ABOUT THIS EXERCISE: For the records below, tally the lines that include the word "First" and report the number alone.

MATERIAL FOR THE TASK:
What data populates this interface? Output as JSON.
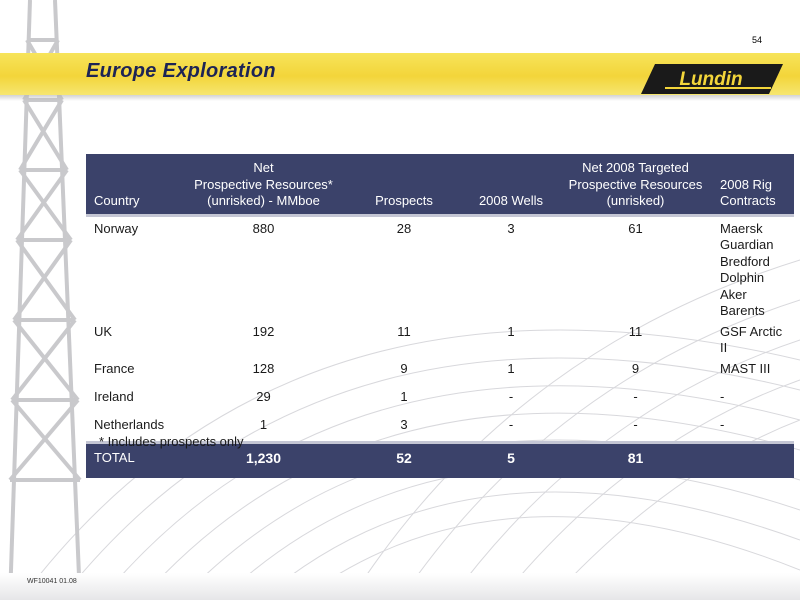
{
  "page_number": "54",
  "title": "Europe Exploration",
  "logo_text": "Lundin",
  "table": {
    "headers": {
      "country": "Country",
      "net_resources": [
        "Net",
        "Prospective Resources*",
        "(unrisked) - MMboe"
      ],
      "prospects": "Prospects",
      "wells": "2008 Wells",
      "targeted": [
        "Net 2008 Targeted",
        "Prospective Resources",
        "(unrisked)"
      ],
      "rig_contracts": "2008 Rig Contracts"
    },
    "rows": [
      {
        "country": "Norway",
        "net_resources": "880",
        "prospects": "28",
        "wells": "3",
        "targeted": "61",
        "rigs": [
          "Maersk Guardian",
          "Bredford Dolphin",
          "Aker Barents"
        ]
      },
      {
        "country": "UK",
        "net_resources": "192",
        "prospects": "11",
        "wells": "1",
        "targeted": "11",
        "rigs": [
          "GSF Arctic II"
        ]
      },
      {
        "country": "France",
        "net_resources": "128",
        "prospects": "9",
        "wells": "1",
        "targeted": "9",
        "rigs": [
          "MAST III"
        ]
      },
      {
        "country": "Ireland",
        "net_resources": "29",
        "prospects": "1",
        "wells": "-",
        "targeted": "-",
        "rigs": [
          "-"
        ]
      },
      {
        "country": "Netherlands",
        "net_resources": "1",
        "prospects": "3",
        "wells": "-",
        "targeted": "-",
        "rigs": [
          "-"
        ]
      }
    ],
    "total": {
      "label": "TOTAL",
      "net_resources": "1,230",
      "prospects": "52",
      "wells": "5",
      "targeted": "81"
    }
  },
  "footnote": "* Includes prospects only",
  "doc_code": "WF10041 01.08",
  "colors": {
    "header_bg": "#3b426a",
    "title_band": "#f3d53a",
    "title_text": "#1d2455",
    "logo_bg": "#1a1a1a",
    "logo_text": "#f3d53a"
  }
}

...

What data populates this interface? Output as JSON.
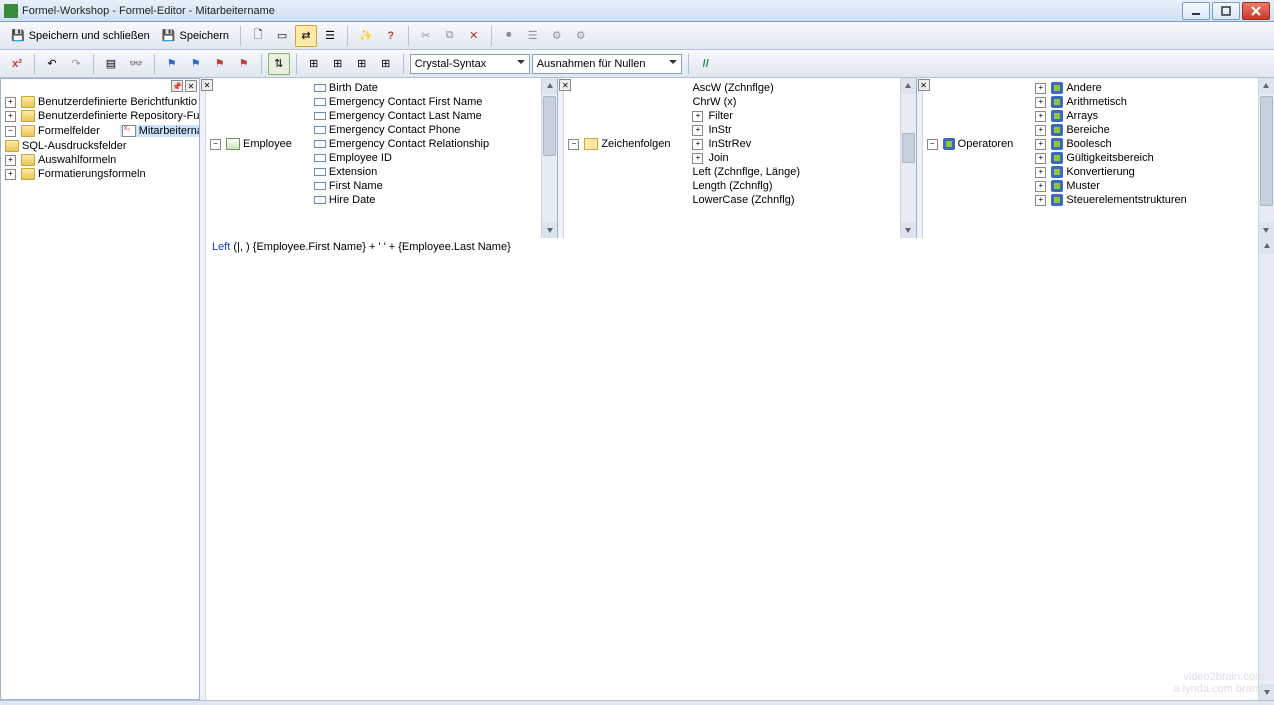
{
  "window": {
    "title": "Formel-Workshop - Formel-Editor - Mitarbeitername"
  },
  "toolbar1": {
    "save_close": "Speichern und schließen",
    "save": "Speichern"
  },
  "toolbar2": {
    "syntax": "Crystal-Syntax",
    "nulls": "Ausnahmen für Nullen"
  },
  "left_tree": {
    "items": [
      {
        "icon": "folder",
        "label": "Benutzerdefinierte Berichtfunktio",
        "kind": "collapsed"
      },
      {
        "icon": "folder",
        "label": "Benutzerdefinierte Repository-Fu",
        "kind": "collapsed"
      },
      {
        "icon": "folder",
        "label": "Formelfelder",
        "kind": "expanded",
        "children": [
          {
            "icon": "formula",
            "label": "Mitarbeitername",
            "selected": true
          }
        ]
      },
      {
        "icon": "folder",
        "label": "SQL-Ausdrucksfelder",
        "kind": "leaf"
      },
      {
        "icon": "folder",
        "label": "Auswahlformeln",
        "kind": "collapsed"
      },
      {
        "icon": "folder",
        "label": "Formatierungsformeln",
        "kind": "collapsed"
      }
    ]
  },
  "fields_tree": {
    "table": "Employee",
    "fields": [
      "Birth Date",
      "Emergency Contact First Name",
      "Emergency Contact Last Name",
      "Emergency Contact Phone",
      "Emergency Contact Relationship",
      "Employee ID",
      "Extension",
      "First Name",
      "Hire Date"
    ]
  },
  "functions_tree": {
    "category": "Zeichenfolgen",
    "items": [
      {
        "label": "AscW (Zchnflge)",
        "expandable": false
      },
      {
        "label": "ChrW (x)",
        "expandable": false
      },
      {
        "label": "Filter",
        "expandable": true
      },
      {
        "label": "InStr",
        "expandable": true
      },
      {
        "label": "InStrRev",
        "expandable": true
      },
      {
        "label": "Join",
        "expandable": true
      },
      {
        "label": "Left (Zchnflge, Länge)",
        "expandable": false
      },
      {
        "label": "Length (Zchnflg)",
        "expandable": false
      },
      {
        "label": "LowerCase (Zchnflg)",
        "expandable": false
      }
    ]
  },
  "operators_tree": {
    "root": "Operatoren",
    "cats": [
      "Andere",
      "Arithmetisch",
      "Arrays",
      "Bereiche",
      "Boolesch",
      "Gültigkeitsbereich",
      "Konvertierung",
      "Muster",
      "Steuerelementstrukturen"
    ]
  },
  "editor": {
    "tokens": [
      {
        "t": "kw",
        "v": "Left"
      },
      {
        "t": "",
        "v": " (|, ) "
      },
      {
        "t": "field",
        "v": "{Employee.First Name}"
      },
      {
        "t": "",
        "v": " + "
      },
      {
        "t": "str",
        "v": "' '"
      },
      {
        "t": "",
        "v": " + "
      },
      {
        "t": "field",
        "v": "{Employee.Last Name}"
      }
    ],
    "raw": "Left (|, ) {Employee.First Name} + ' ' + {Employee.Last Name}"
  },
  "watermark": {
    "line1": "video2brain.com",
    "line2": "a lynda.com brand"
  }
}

RESPONSE FOR THIS EXERCISE: 4